    I havent purchased a gigabyte product since the two gigabyte gtx 460's i bought in 2010 that died within 6 months of purchase. I wanted to like the ddr4 version of this board, but I let my personal bias against gigabyte win and decided to pass. Glad I did
    Reply
  • Tom Sunday
    btmedic04 said:
    I havent purchased a gigabyte product since the two gigabyte gtx 460's i bought in 2010 that died within 6 months of purchase. I wanted to like the ddr4 version of this board, but I let my personal bias against gigabyte win and decided to pass. Glad I did

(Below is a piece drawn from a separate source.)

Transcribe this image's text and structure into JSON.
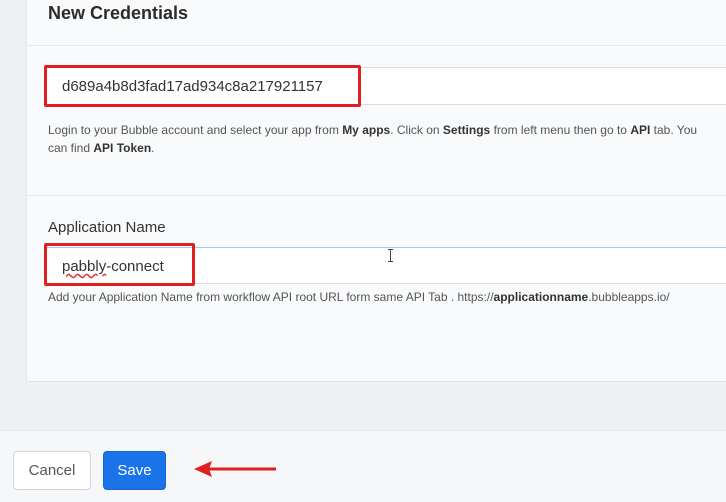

    Clearly the sound of “something inherently deficient about the design” does not bode well for Gigabyte. Then ASUS had their earlier MB tumble with a reversed capacitor casting doubts on their continued quality control programs. At the latest computer show here I noticed that many of the Gigabyte MB’s lost a lot of steam in their pricing and were literally pushed by the table vendors. The AORUS Z690 Xtreme a halo-board (new in a box) was available for $750, then requiring no sales tax and another 5% off when paying with cash! My buddy Mikee was eyeing the much cheaper AORUS 690 Master, but they sold out in the first 60-minutes even though the Bangladesh boys reported DDR5 and XMP issues. My take-way: “What’s is happening with the quality and function of most MB’s in wake of the 2020-2021 price explosions and pressing those into the market virtually half-baked?
    Reply